The end of a journey: Seniors reflect on their favorite high school memories

As their senior year comes to a close, the Class of 2020 has nothing but good things to say while looking back on their last four years.


Supplied by Wes Andrews

From past to present: Wes Andrews showcases his Class of 2020 pride at Spirit Week with classmate Emma Bitar, as a young freshman (pictured left) and as an accomplished senior (pictured right).

The transition into high school can be tough on students. Just ask Class of 2020 President, Lexi Levin.

“I was really nervous. I even asked my brother if people walk alone in the hallways,” Levin said.

Wes Andrews got his first look inside Eastern during the summer before his freshman year.

Like most new students, he couldn’t believe the size of the high school, making Voorhees Middle School seem small. “We walked into the school and it looked huge. It was so much bigger than VMS, but it felt like I was exploring something new,” Andrews said.

Throughout their four years at Eastern, the senior class has become seasoned veterans when it comes to the high school experience. High school is the beginning of a new journey, a step towards the real world. It is where students learn and grow. But most importantly, it’s where they make friendships and memories that last a lifetime.

The Interact Club had a great impact on Mia Prowisor, but earlier this year, one moment particularly stuck out to her.

“In Interact, the officers dropped off leftover gifts [from the Breakfast with Santa event] to Virtua Hospitals and the Ronald McDonald House in Camden. Watching the reactions of the people in charge of these organizations receive the gifts was a touching moment,” Prowisor said. This experience helped Prowisor realize volunteering is something she enjoyed, and plans to continue on helping communities after leaving Eastern.

Kierstin Clem learned valuable lessons while competing on Eastern’s track and cross country squads.

“There are times when I wanted to quit, but it really taught me that when things get hard, they can always get better, so you just have to push through,” she said. Moments like these have helped her develop as a person and have propelled her running career, which she will continue at Stockton University this fall.

When looking back at their high school years, there are always a few moments that resonate with students, for better or for worse.

One of Jeremy Bender’s final high school memories during the year was also one of the most unforgettable.

“I made a carrot cake for Mr. Miller and brought it in on his half-birthday. Other people brought in half-and-half iced-tea in honor of his half-birthday, so we threw a surprise half-birthday party for him. We brought the food to the other environmental teacher, Mrs. Praesel, and it turned out it was her birthday,” Bender said. Unfortunately, it was a goodbye party of sorts, when the COVID-19 pandemic forced school to close shortly thereafter.

This year’s homecoming dance during Spirit Week stood out to Andrews. Typically, seniors don’t show up in strong numbers during the homecoming dance, but this year, however, was different.

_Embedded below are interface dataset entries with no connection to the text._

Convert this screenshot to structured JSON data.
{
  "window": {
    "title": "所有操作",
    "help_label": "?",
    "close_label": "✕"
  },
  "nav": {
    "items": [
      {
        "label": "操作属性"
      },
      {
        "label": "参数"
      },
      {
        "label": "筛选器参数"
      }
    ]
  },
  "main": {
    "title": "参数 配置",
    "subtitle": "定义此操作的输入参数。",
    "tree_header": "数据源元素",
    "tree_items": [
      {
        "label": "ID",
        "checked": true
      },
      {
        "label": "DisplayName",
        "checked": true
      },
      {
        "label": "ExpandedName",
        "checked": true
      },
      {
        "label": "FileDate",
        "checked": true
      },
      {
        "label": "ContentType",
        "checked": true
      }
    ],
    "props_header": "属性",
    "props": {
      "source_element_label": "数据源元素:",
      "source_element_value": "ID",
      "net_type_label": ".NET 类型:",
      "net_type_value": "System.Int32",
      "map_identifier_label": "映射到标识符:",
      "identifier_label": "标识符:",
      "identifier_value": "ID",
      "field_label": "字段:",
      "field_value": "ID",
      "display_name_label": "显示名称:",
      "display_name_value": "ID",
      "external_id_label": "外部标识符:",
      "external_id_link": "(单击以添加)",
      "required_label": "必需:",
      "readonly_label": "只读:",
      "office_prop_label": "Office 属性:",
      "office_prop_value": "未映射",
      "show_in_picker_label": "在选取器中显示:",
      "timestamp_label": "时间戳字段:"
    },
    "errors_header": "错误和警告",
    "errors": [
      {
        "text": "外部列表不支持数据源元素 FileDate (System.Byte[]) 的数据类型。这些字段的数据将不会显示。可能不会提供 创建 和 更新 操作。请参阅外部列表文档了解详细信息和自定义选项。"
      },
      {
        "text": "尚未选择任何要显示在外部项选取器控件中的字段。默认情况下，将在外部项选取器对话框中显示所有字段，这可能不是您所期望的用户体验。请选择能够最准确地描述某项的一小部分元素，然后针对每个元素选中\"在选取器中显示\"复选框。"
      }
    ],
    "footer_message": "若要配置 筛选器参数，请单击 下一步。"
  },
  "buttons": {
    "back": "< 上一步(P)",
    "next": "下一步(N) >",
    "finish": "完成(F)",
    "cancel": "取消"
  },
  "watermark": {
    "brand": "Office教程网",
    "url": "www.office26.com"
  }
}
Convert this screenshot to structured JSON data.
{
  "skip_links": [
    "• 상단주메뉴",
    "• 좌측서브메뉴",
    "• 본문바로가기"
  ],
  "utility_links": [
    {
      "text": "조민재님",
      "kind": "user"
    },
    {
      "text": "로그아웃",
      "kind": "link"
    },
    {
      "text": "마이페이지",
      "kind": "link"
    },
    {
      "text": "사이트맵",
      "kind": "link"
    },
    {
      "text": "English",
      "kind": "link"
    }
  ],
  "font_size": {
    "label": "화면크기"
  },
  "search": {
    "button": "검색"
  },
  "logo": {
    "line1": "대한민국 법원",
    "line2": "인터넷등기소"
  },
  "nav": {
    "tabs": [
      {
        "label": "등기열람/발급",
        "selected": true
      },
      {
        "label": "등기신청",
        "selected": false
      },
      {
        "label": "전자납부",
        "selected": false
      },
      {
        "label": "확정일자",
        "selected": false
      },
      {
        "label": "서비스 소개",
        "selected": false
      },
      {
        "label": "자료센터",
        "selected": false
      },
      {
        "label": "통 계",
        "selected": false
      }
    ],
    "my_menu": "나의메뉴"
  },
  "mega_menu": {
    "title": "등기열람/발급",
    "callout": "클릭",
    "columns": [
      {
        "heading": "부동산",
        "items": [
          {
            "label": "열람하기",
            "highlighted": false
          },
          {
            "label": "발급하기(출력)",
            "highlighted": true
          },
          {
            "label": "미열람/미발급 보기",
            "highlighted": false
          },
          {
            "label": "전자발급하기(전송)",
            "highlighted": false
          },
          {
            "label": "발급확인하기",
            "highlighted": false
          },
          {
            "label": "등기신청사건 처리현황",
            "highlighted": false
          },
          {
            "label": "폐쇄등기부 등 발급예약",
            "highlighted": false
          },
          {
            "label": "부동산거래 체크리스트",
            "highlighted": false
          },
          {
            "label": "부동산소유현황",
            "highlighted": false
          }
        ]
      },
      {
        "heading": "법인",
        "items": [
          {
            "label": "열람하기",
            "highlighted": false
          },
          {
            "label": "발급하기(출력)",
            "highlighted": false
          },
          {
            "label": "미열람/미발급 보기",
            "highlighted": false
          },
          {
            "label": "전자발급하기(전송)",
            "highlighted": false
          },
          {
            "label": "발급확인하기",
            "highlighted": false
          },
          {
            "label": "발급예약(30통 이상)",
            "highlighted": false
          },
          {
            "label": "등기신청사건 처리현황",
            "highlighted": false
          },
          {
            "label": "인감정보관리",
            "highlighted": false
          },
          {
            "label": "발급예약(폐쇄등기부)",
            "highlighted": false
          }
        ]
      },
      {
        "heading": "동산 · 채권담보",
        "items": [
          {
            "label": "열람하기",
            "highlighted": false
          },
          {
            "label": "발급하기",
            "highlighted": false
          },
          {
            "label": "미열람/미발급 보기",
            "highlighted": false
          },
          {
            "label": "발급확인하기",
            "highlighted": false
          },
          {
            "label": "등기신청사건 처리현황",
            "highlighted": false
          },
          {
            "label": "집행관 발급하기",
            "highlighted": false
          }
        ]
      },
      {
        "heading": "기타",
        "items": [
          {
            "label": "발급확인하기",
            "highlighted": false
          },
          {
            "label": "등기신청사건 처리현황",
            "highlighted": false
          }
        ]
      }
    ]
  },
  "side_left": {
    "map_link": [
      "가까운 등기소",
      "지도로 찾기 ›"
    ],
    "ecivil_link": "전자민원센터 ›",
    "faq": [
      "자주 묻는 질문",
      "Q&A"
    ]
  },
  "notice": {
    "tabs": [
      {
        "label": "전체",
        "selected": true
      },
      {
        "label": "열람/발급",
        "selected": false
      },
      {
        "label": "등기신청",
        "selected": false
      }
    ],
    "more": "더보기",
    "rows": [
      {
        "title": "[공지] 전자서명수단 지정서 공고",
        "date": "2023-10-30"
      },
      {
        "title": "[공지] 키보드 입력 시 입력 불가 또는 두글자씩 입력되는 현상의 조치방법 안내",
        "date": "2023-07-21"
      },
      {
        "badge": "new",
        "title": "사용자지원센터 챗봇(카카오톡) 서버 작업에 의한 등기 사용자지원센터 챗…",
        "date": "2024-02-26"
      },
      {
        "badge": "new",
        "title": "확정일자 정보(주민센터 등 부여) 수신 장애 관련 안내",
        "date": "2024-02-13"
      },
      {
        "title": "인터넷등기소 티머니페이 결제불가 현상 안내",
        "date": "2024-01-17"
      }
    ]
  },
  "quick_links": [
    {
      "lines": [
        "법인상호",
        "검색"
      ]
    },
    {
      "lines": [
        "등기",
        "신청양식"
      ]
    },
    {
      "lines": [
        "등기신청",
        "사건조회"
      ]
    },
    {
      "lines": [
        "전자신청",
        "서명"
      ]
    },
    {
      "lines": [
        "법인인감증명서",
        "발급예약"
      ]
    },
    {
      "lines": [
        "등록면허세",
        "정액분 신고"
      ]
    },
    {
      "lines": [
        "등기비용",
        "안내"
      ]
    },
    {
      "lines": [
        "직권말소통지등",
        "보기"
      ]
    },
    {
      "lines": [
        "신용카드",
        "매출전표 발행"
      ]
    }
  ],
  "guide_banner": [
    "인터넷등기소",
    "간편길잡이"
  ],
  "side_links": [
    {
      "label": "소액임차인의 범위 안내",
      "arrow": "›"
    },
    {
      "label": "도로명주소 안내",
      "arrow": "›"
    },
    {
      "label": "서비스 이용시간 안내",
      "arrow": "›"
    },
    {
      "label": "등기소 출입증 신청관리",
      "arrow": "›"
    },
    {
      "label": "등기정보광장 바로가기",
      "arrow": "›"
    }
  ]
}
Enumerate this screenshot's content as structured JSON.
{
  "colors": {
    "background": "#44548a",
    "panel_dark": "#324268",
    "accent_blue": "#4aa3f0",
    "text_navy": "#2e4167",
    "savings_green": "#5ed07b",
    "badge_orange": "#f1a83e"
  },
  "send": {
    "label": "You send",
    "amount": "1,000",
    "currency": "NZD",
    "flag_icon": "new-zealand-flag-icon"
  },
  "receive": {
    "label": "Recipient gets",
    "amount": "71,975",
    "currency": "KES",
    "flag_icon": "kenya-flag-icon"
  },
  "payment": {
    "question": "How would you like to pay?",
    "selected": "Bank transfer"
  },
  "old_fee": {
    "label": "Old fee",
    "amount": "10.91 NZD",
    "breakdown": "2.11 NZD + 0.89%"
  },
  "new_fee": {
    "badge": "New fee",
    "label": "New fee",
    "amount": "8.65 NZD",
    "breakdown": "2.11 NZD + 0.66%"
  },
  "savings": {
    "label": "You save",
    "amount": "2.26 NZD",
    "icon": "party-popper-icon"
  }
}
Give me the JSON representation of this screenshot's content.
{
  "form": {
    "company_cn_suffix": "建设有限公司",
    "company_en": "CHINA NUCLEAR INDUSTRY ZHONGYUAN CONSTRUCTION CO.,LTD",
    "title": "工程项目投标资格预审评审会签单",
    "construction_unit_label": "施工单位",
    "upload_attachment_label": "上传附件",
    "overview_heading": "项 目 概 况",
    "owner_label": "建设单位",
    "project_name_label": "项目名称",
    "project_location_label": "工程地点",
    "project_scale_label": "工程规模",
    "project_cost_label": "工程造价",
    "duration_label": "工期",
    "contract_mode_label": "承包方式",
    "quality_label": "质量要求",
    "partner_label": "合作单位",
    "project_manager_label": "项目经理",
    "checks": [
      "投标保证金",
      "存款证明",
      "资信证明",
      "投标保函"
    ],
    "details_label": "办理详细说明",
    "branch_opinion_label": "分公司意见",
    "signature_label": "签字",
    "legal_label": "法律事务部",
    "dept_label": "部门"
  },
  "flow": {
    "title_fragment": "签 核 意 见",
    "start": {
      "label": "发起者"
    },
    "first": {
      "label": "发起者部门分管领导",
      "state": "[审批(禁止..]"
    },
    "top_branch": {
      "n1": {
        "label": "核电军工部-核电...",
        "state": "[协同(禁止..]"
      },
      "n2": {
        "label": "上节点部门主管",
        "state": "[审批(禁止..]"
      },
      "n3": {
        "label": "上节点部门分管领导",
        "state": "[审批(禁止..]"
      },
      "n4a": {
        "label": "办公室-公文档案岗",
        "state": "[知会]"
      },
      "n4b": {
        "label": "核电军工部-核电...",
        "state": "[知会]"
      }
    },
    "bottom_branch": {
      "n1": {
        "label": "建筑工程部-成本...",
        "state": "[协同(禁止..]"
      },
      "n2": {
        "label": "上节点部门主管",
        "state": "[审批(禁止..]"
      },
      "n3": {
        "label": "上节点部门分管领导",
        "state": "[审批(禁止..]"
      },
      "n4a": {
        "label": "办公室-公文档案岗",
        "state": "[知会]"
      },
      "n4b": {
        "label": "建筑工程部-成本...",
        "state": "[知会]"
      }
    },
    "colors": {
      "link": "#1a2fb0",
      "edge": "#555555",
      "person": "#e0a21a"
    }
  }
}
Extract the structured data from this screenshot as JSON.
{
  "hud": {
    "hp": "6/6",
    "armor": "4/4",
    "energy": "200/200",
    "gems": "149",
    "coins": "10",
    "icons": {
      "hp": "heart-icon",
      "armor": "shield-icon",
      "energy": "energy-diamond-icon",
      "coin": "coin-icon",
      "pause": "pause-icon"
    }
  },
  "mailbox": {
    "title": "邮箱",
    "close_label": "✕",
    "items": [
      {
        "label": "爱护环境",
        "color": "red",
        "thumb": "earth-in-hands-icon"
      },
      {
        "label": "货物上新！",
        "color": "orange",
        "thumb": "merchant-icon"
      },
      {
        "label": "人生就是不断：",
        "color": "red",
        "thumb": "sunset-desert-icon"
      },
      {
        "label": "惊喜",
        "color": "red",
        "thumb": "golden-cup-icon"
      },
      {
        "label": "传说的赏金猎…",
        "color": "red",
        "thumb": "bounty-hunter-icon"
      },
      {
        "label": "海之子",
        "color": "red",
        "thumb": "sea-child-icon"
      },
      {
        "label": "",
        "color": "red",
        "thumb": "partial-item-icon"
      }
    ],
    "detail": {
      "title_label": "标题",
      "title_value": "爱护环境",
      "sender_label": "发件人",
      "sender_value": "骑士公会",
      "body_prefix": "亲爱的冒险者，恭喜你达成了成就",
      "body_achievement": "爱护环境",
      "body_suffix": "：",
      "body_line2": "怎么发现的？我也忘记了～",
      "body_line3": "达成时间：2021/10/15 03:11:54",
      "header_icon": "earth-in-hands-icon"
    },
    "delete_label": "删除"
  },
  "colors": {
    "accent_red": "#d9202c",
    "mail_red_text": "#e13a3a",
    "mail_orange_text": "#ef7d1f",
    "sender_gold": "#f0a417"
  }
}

“We played good music and went crazy. It was fun. Even Mr. Lindenhofen said it was the best homecoming ever. Everyone was singing, dancing, and having a good time,” he said.

As always, it will be hard for this year’s seniors to say farewell to certain aspects of high school.

Levin will especially miss the intricacies of high school.

“I’m going to miss the little moments of running to class when I’m late, or just talking with friends in the hallways,” she said.

Levin said it will be odd to not see her “school friends,” or students who she might not see outside of the classroom. “I’ll miss seeing people who I normally see in the hallways, and don’t hang out with outside of school,” she said.

Some of Prowisor’s teachers have had a great impact on her life, and she’ll be sad to say goodbye when the time comes.

“I’ve talked with students from other high schools, and none of them have expressed having more than one or two good teachers during their four years. I feel I’m incredibly lucky to have gone to Eastern and be taught by the amazing faculty here. They are such wonderful people and I look up to them,” Prowisor said.

When it came to shouting out teachers, she jokingly refused to mention any one teacher in particular because there were simply too many to thank. “It wouldn’t be fair to shout out just one of them because they were all so influential on my life,” she said.

The coronavirus pandemic has thrown a curveball at the Class of 2020, but this year’s senior class will not let the health crisis define their senior year. They continue to draw hope on the future ahead, recognizing this is one of many challenges that will be thrown their way in the game of life.

“Even though the current times are hard, everyone is in the same boat, and we have to push forward. We have to hope for the best, and look forward to what the future brings,” said Levin.

Andrews added his own words of encouragement, drawing life-lessons from an unprecedented time in history.

“Going forward, we all have potential to do whatever we want in this world. The current situation is a perfect catalyst to show that everything is vulnerable,” he said.

“I don’t think we’re saying goodbye, just see you later.”